I recently had my hair braided at an ‘Aunty’s’ house. The woman who does it is comfortably into her 50s, possibly older and I call her Aunty by default. We are not related but, as is customary in West African cultures, I would never dare address her on first name terms so Aunty it is. In the words of my elders, ‘I am not your age mate’.
As she braids my hair, we watch numerous Nollywood movies – commenting on all the scandalous storylines and characters, me, enjoying her witty one-line words of wisdom drawn from decades of life experience.
But through all our small talk I couldn’t get over what had happened just moments before. This woman lives in privately rented shared accommodation with others from a similar background. They share a bathroom that is an outhouse reminiscent of the Victorian era. The place is so rundown and dilapidated it’s probably not seen a lick of paint in 2 decades. Her room is cold and filled to the brim with her belongings.
‘I’ve had enough’ she said just moments before sitting on her bed. Aunty had just an argument with one of the other tenants in the house over something seemingly trivial. I could hear her shouting in her native tongue with the other tenant – her response feeling disproportionately heavy-handed compared to this single occurrence. But it wasn’t a single issue – it was a build up of multiple issues – from the irritating (dirty bathroom) to the dangerous (gas being left on).
This was just too much for her. 9 years on – this type of living was no longer for her. But unfortunately, as an older woman, with low paying insecure work she can’t afford much else and this is the best that money can provide in the private rent sector in London.

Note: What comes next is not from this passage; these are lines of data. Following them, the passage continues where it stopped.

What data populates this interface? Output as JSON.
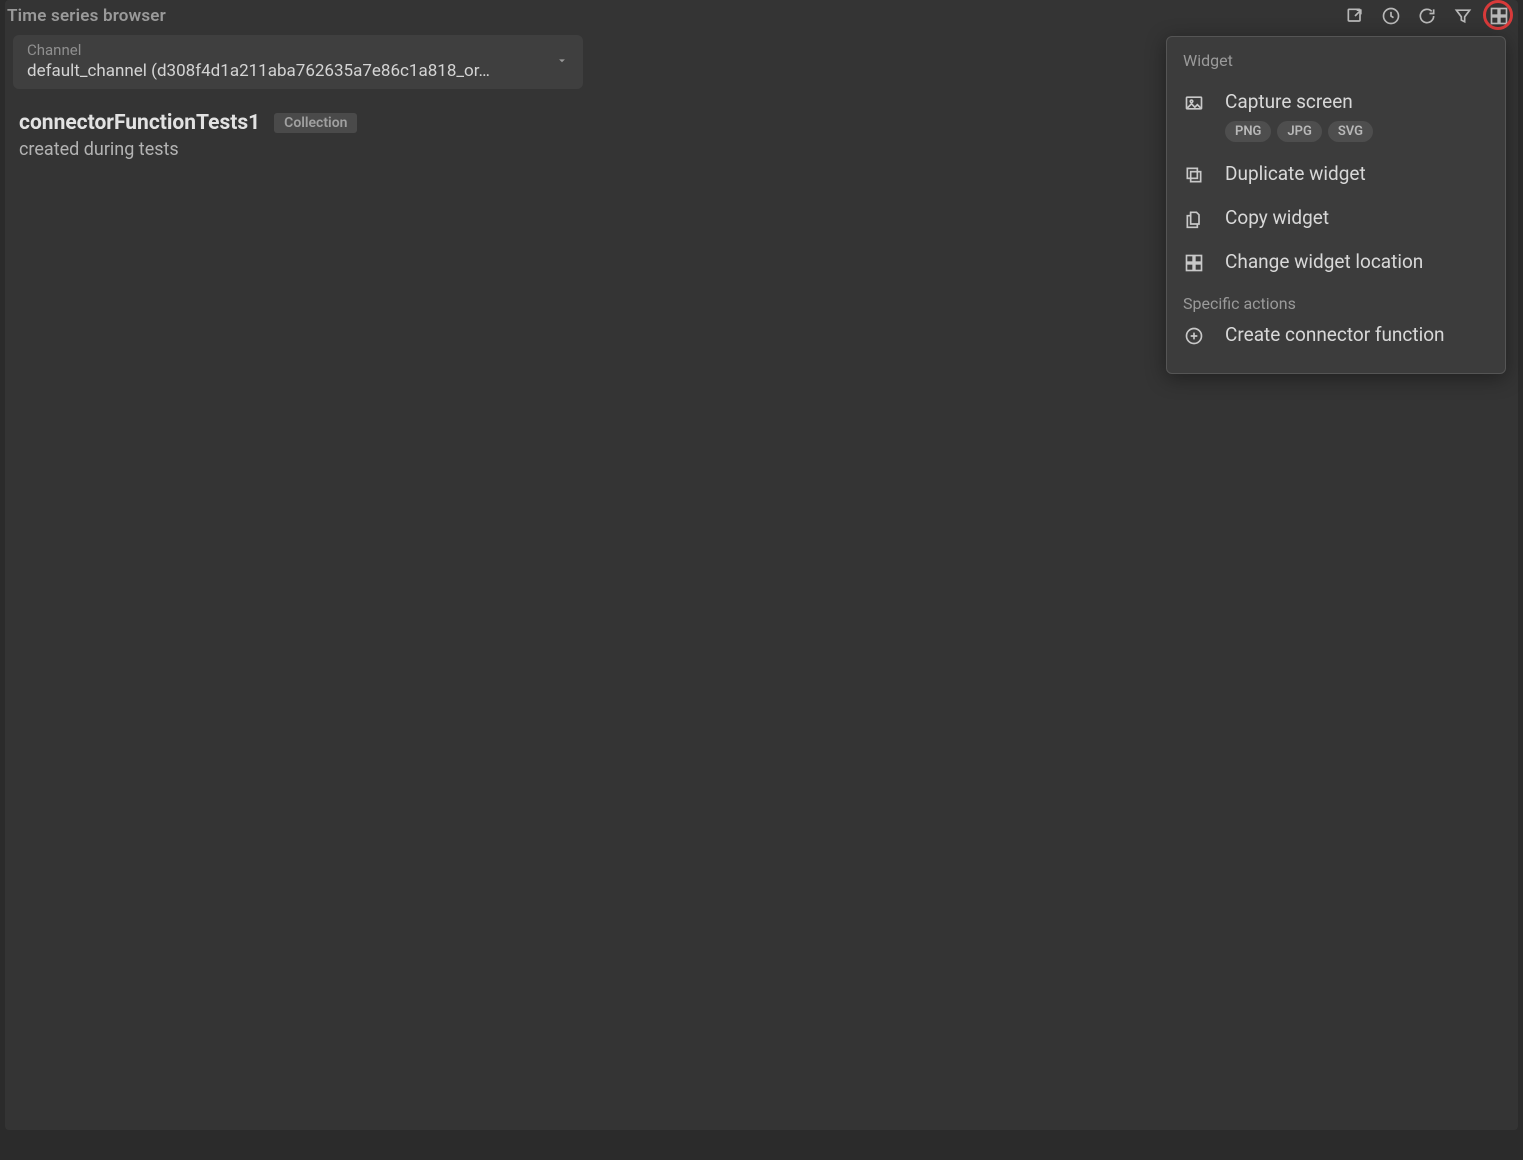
{
  "header": {
    "title": "Time series browser"
  },
  "channel": {
    "label": "Channel",
    "value": "default_channel (d308f4d1a211aba762635a7e86c1a818_or…"
  },
  "item": {
    "name": "connectorFunctionTests1",
    "badge": "Collection",
    "description": "created during tests"
  },
  "menu": {
    "section_widget": "Widget",
    "capture_label": "Capture screen",
    "capture_formats": [
      "PNG",
      "JPG",
      "SVG"
    ],
    "duplicate_label": "Duplicate widget",
    "copy_label": "Copy widget",
    "change_location_label": "Change widget location",
    "section_specific": "Specific actions",
    "create_connector_label": "Create connector function"
  }
}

Aunty had been on the local council’s waiting list for years and was putting pressure them to find her somewhere to live. But as we all know, even though she is an older person with minor health conditions, she is not a priority. She has gone through the bidding process but with little success. I am not privy to the intricacies of her specific situation, but I know enough to know this is not right.
Our public / social housing sector is in crisis with so many people in accommodation that is not suitable for them. Families are packed into 1-bedroom flats or single rooms in hostels waiting for bigger places. Whilst some people are drowning in properties they no longer need, but because of recent government reforms – where lifelong tenancies have been replaced with assured short hold tenancies (threatening their sense of stability / security) they have stayed put – preferring to bite the bullet and pay the penalty in the form of the bedroom tax. Many I know in this position would happily downsize but the assured shorthold tenancies – where their contracts could be evaluated every 2-5 years – makes this, not only an unattractive prospect but a distressing one.
She finishes my hair and I promise to pray for her. As I make the hour plus journey home – the scenario before running through my mind– there’s a woman having a conversation on the bus with her child at her side. She sounds frustrated. Trying not to be nosy, her volume and the content makes it hard to ignore. Long story short, she is a single parent, doing low paid agency work in schools. She’s just been told that the school she has been working no longer needs her services. The hours were already a struggle because of childcare but made it work with the help of friends– now she is back to square one. Obviously, I can hear only her side of the story, but this scenario I have heard many times. Then the lady mentions the problems she’s having with Universal Credit but I have to get off the bus before she goes into detail. The irony is, just last week, the DWP announced there would be further delays to rolling out Universal Credit costing £500 million pounds.
These stories are all to familiar and they are painful. The issues are complex as are the solutions.
It would be all to easy to blame the government or go the other way and blame the individuals. Neither of these positions are helpful, though in some situations, like Universal Credit, it is glaringly obvious where the blame lies.
We all have a responsibility and role to play- individually and collectively in the well being of others and of society’s potentially most vulnerable. Business has a role to play, faith communities have a role to play, there’s so much to say…
All I know is that this – an elderly woman reduced to living in rundown accommodation or a young single, working parent balancing insecure work and childcare– both trapped – caught between a rock and a hard place yet trying to find a way of escape- are problems that can and should be solvable.
These two situations say a lot about the state of our society – our housing system and welfare state (both of which are inherently wonderful) but under considerable strain. There are many other sectors which are providing a safety net for the most vulnerable but are at breaking point, just like some of the fragile people caught in it. What can we do? How do we move forward? Can we move forward?